Henry Crocker: So we agree that growing a brand is not always easy, but it’s made easier with a healthy relationship, but how do you take it further? How do you make it personal for consumers?
Pete Sena: I can summarize it in a question. It’s “What does your customer say about you when you aren’t in the room?”
We ask ourselves that constantly, and we help partners figure out the answer, whether it’s good, surprising, or unpleasant. Then we help them improve it.
Henry Crocker: Break it down for me from there. How do you go about improving it? How do you grow the brand based on a customer point of view?
Pete Sena: I think we can agree there are a finite number of ways to grow a brand today, in relation to the customer.
Selling more to your existing customers
Selling new things to your existing customers
Losing less customers
And discovering and finding new customers with a new product, service or experience
New user acquisition is one of the most straightforward ways to grow.
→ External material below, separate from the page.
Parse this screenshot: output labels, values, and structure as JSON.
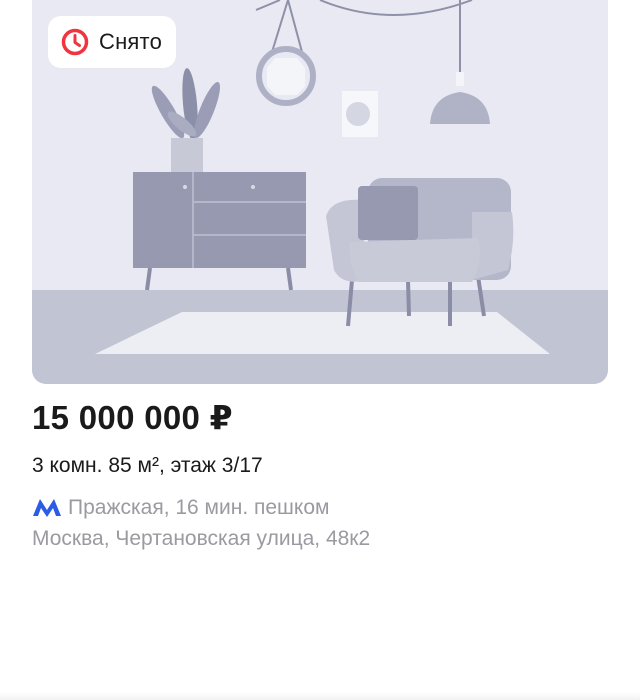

Understanding as much as we can about customer behavior is essential, and no one knows their customers better than the customers themselves and the brands they engage with everyday. That’s why we seek input from both our partners and their audiences throughout our process.
Helping them to really understand what their customer acquisition costs are and what their customer lifetime value is augments their brand’s change. We help them understand retention — where and why they’re keeping their loyal users. Understanding what users already love about the brand’s experience gives us a platform to build on.
Understanding where and why brands lose customers, and knowing if it’s cost effective to continue targeting certain segments, is a harder pill to swallow. No one likes to hear that the branding strategy they’ve been following for three years isn’t working. And some of the insights we uncover can be difficult to hear. Change is hard, but it’s downright impossible if you don’t seek out the ugly and work to make it beautiful. If the partnership is healthy and open, the results of this necessary task speak for themselves.
Henry Crocker: They have two choices: stay the course or raise the bar.
Pete Sena: Yes! But, it’s all about getting lean. Not lean in terms of lean startups or agile or any other buzzword. Lean in terms of being able to dial in the right amount to plan what you do, create it, and measure and learn from the efforts. It’s about moving quickly and having maximum impact for the objective at hand.
We meet them wherever their business is in maturity and help them design the bridge to their future. It takes more than advice and overpaid consultants to deliver results. It takes action. It takes people who live for the experiences they create. We exist to design demand, it’s what we do.
Henry Crocker: That’s a perfect line to wrap this up. Thanks for the mic drop moment, Pete.
Pete Sena: Anytime.